Michael R. Peterson 1, Th. Jolicoeur 2, S. Das Sarma 3

Physical Review B 78 (2008) 155308

The fractional quantum Hall effect (FQHE) in the second orbital Landau level at filling factor 5/2 remains enigmatic and motivates our work. We consider the effect of the quasi-2D nature of the experimental FQH system on a number of FQH states (fillings 1/3, 1/5, 1/2) in the lowest, second, and third Landau levels (LLL, SLL, TLL,) by calculating the overlap, as a function of quasi-2D layer thickness, between the exact ground state of a model Hamiltonian and the consensus variational wavefunctions (Laughlin wavefunction for 1/3 and 1/5 and the Moore-Read Pfaffian wavefunction for 1/2). Using large overlap as a stability, or FQHE robustness, criterion we find the FQHE does not occur in the TLL (for any thickness), is the most robust for zero thickness in the LLL for 1/3 and 1/5 and for 11/5 in the SLL, and is most robust at finite-thickness (4-5 magnetic lengths) in the SLL for the mysterious 5/2 state and the 7/3 state. No FQHE is found at 1/2 in the LLL for any thickness. We examine the orbital effects of an in-plane (parallel) magnetic field finding its application effectively reduces the thickness and could destroy the FQHE at 5/2 and 7/3, while enhancing it at 11/5 as well as for LLL FQHE states. The in-plane field effects could thus be qualitatively different in the LLL and the SLL by virtue of magneto-orbital coupling through the finite thickness effect. In the torus geometry, we show the appearance of the threefold topological degeneracy expected for the Pfaffian state which is enhanced by thickness corroborating our findings from overlap calculations. Our results have ramifications for wavefunction engineering--the possibility of creating an optimal experimental system where the 5/2 FQHE state is more likely described by the Pfaffian state with applications to topological quantum computing.

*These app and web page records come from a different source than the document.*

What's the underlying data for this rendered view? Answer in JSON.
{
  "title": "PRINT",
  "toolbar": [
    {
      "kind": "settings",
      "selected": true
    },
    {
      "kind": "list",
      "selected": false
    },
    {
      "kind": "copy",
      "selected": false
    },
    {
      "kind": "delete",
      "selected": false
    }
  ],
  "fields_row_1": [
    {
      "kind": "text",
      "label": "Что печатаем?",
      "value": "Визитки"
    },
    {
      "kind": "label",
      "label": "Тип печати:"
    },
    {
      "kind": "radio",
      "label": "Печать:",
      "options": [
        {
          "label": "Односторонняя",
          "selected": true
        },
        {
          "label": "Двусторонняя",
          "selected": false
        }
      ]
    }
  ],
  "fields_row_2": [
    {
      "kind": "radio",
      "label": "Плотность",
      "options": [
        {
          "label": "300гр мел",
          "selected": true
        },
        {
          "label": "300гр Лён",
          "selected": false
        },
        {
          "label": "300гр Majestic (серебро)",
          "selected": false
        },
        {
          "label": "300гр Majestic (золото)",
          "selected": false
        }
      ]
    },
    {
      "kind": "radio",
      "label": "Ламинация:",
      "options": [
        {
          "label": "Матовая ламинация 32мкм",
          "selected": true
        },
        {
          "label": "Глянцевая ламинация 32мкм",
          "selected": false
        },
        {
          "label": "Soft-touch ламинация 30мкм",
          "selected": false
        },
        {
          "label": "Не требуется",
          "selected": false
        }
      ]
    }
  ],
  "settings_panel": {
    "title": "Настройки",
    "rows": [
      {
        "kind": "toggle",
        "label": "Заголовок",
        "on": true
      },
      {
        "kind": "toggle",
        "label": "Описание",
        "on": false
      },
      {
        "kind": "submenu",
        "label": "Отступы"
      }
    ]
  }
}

  • 1. Condensed Matter theory center, departement of physic.,
    Condensed matter theory center
  • 2. Laboratoire de Physique Théorique et Modèles Statistiques (LPTMS),
    CNRS : UMR8626 – Université Paris XI - Paris Sud

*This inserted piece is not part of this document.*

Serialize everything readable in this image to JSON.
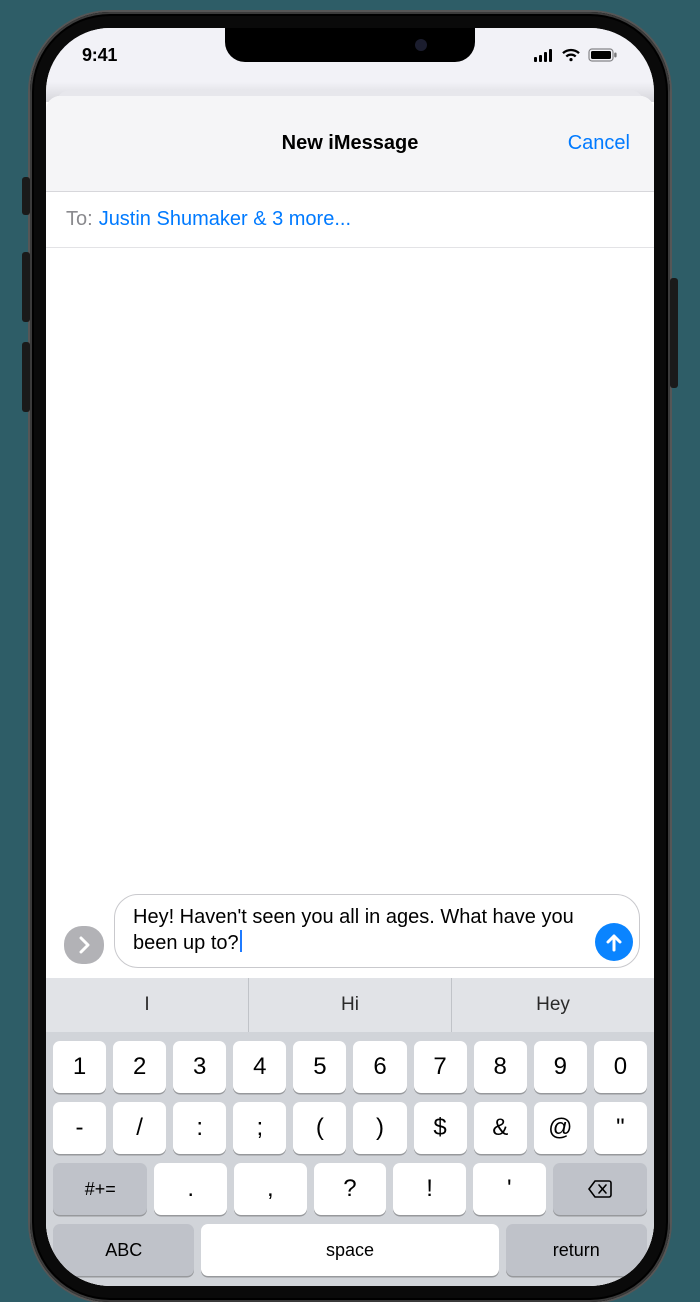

  • 3. Condensed Matter Theory Center, Department of Physics,
    University of Maryland at College Park